- Your assignment -
Copy each line from the data that has the word "JSON" in it.

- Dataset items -
****************

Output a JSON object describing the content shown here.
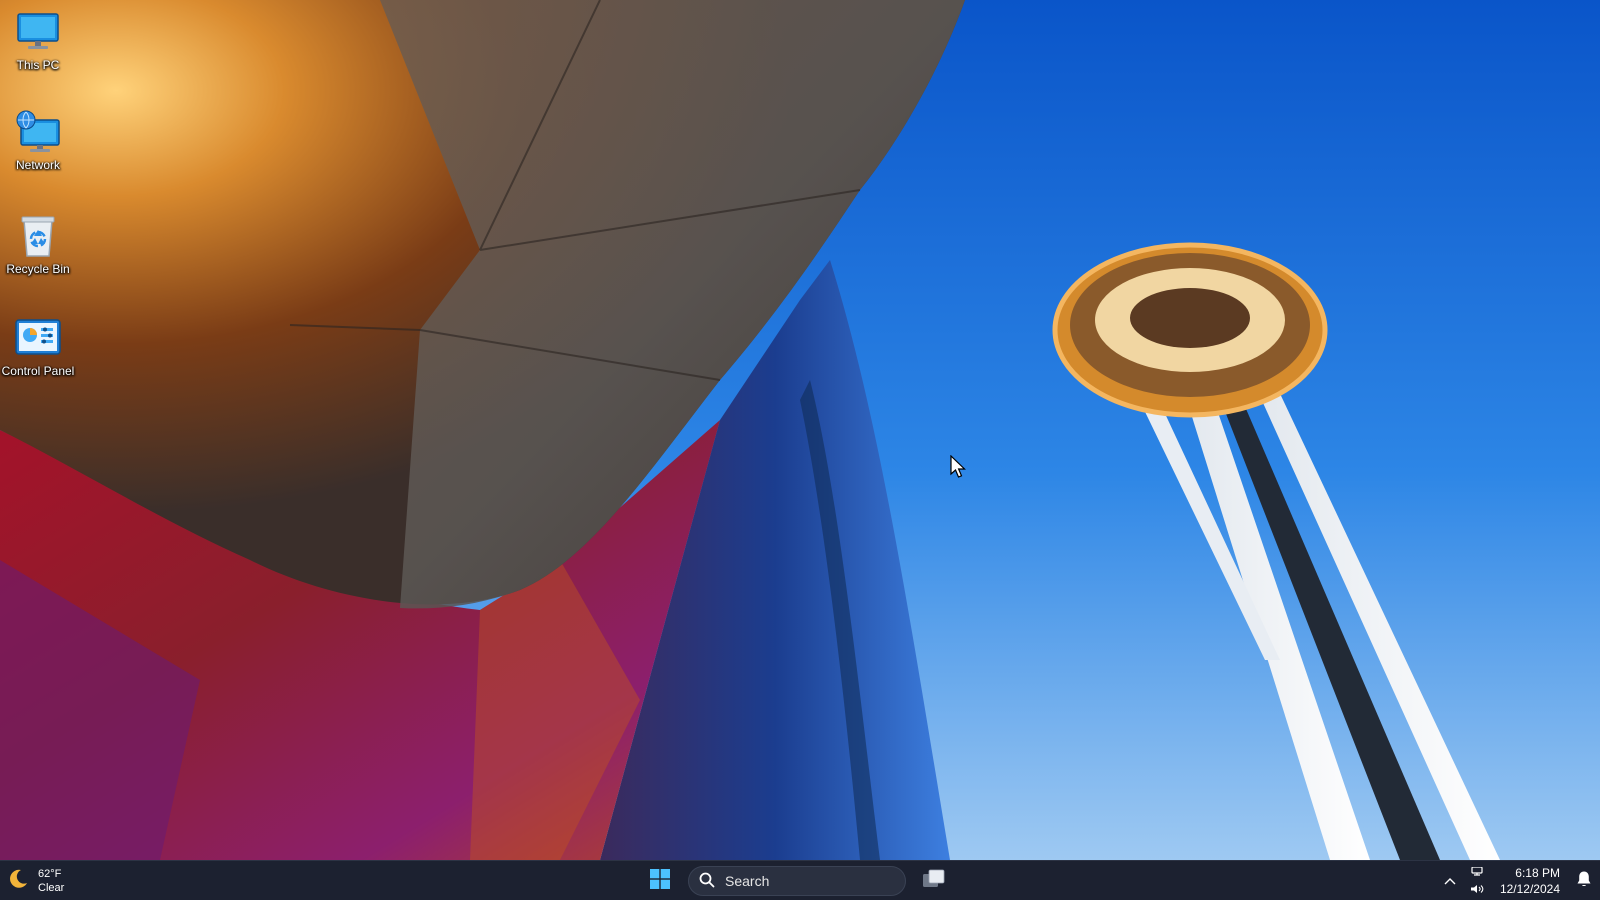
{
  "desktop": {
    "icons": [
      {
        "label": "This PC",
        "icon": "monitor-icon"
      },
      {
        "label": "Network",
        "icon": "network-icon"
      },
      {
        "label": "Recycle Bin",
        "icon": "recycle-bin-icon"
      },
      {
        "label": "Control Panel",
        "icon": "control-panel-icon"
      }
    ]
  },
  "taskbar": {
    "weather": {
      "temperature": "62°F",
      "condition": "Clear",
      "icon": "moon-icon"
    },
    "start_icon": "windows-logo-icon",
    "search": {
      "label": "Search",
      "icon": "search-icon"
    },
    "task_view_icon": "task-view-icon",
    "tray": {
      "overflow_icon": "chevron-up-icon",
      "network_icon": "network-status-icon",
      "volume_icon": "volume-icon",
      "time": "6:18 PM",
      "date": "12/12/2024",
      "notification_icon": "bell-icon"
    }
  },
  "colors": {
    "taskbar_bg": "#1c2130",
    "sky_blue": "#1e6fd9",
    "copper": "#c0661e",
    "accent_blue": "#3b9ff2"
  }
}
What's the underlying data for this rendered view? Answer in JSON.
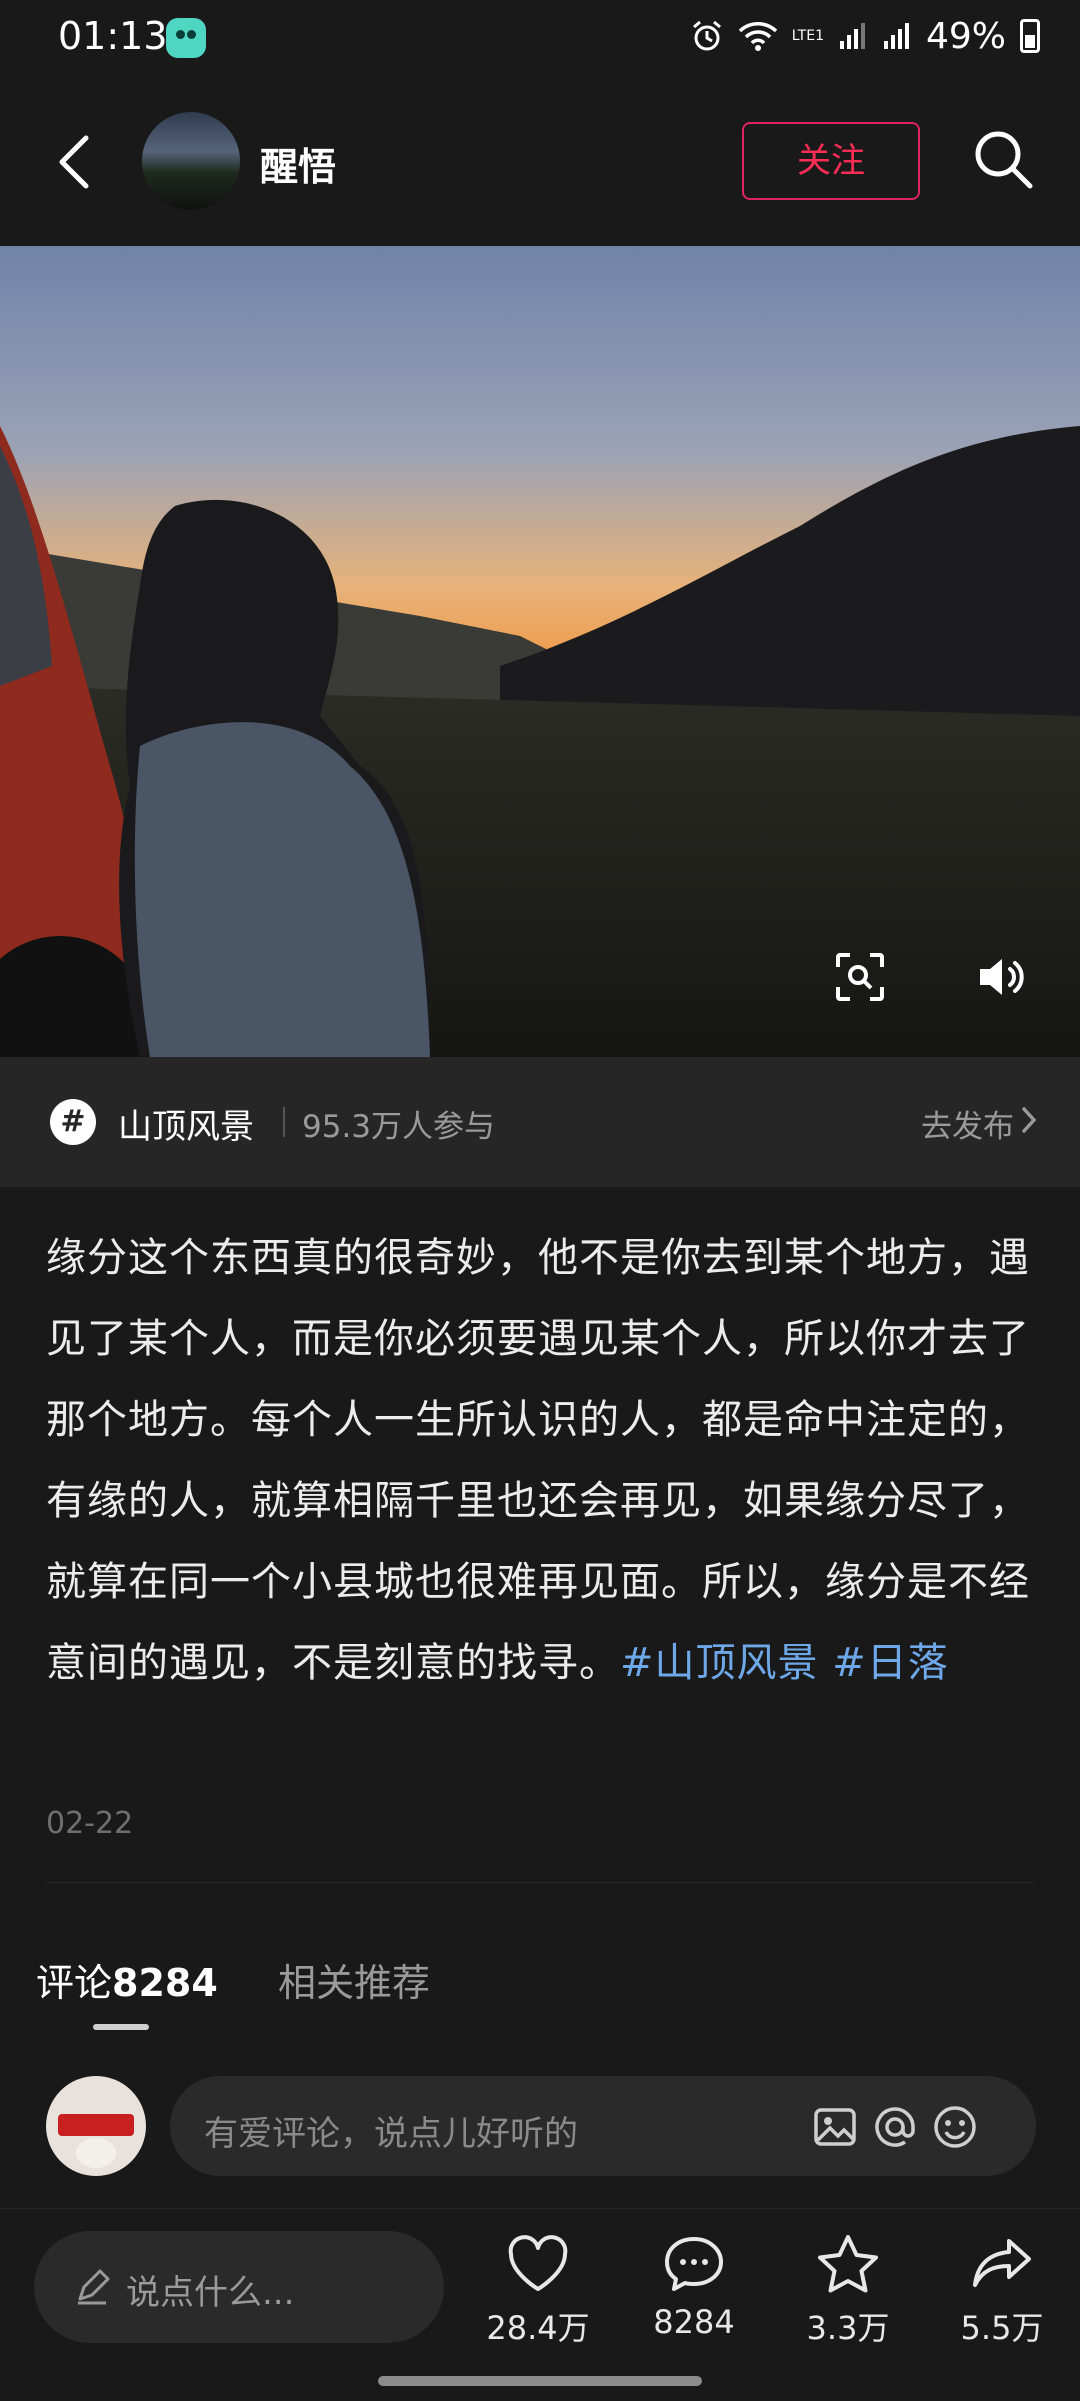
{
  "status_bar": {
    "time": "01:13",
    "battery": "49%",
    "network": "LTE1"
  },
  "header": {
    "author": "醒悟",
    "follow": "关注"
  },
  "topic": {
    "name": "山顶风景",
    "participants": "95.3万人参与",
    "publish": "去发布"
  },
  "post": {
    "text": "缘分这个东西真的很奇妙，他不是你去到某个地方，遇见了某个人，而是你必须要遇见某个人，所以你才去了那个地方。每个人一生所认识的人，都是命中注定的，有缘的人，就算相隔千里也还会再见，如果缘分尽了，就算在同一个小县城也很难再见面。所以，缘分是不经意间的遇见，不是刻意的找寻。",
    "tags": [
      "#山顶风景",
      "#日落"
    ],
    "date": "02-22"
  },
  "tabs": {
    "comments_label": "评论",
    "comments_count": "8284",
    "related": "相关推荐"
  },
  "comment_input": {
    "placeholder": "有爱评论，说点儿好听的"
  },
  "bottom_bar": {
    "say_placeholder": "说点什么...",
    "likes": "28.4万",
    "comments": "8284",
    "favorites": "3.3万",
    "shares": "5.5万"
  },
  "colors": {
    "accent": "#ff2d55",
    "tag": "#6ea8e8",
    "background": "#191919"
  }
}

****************

- Solution to this problem -
Output a JSON object describing the content shown here.
What's the underlying data for this rendered view? Answer in JSON.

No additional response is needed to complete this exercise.